### Task directions
Pick out each line with the word "finish" from the material that follows.

### Input records
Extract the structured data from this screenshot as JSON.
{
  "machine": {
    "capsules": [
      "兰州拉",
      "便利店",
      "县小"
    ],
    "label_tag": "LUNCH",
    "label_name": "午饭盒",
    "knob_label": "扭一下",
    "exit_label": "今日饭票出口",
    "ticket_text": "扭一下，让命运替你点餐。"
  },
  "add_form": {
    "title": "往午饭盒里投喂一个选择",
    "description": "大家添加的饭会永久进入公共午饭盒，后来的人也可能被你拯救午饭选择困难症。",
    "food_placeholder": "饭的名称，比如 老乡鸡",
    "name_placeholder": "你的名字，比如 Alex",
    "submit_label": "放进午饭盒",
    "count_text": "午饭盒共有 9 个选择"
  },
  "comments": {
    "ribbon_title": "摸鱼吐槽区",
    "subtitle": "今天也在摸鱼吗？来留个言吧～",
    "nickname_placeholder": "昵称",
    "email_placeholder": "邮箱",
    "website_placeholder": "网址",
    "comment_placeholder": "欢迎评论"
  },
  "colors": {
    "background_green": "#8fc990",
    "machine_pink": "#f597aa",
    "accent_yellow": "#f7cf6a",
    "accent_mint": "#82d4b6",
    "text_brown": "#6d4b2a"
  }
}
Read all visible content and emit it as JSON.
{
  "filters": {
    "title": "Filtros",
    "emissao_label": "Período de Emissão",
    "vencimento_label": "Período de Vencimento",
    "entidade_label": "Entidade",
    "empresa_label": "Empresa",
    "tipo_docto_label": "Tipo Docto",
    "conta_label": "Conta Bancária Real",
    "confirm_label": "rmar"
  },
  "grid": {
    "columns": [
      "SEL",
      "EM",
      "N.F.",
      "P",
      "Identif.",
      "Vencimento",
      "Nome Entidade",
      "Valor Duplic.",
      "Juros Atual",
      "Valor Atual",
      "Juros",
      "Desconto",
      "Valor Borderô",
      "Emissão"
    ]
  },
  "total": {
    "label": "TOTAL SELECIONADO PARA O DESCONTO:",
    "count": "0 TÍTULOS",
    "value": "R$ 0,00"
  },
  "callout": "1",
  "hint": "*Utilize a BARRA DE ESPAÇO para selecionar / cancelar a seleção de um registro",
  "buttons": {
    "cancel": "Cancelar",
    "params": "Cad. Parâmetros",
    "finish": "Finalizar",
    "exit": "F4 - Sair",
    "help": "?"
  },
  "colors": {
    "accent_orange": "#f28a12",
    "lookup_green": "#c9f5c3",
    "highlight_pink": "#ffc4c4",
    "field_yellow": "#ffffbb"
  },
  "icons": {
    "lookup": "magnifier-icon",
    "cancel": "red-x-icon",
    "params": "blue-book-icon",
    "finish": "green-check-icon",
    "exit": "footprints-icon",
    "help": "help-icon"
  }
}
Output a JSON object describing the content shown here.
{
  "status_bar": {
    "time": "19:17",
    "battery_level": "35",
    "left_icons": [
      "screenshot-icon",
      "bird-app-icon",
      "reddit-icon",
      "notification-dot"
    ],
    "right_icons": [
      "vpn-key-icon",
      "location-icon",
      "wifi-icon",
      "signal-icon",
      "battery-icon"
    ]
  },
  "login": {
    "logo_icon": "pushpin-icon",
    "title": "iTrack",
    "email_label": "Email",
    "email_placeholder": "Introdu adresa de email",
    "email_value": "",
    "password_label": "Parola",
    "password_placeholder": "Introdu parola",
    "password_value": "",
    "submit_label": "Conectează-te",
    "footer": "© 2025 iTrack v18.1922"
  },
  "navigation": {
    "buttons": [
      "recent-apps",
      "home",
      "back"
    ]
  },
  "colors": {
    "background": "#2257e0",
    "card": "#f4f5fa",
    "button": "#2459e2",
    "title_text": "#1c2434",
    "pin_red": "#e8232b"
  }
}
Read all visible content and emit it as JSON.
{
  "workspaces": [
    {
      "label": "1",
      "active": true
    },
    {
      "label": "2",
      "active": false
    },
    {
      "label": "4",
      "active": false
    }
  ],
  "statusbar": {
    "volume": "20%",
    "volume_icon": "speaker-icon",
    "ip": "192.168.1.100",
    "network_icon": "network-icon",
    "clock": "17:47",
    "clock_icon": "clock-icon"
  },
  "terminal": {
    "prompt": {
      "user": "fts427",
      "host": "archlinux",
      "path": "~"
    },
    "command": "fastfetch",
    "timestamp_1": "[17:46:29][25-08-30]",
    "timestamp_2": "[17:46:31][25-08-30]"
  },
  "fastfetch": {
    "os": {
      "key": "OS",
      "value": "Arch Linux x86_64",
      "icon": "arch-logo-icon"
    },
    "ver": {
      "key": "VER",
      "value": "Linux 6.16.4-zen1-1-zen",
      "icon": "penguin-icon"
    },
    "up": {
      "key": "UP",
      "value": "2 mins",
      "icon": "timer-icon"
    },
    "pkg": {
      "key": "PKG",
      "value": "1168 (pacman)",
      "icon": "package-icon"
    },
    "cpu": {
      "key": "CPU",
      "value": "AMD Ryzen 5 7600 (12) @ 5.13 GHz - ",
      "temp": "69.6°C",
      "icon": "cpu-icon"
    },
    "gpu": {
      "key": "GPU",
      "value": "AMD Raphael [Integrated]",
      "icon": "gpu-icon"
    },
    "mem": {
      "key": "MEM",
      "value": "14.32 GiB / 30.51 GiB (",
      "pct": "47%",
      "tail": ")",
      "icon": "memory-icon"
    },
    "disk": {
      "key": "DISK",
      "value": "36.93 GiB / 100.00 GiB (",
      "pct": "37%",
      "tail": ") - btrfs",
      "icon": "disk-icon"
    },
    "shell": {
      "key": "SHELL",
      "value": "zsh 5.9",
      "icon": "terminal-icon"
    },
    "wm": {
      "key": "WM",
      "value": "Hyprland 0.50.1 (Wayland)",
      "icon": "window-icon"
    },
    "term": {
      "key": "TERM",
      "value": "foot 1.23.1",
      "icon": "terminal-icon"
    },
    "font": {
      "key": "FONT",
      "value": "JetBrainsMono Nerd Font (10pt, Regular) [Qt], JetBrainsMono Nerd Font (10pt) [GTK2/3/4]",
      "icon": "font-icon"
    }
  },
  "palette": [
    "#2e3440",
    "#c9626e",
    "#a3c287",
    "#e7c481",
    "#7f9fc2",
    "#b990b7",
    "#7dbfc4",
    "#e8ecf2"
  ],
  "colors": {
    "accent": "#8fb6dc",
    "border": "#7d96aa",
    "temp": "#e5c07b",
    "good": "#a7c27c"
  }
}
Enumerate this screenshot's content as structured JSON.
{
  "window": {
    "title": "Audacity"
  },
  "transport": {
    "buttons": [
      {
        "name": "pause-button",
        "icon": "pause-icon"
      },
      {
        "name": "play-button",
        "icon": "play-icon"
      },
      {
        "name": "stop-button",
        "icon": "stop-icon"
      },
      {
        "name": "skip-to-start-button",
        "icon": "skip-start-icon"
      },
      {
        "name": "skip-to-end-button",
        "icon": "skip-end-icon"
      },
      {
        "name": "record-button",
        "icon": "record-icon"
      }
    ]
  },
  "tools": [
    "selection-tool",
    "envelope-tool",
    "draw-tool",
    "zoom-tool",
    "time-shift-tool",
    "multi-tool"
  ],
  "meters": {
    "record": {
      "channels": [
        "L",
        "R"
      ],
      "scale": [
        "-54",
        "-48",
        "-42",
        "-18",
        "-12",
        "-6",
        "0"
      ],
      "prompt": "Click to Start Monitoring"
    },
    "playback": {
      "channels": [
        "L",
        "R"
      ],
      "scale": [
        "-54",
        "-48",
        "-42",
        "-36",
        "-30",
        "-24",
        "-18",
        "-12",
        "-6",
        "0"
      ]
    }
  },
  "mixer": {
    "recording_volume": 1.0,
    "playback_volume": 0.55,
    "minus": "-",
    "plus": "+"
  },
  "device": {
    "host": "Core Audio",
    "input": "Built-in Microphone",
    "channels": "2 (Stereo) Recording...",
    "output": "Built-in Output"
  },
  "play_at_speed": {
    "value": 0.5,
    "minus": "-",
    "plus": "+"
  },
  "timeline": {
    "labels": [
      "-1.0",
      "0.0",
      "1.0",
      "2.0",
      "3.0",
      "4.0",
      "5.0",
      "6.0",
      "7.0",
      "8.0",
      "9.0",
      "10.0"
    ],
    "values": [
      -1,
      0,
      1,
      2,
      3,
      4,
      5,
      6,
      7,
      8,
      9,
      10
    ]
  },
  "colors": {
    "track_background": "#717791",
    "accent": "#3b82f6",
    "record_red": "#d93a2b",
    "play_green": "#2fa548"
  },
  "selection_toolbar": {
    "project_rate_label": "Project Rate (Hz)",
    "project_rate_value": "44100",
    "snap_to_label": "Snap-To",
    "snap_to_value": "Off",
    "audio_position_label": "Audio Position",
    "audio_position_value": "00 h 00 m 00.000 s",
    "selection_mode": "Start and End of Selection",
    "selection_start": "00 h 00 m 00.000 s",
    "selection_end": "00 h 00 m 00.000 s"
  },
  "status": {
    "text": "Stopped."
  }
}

### Written solution
    "finish": "Finalizar",
    "finish": "green-check-icon",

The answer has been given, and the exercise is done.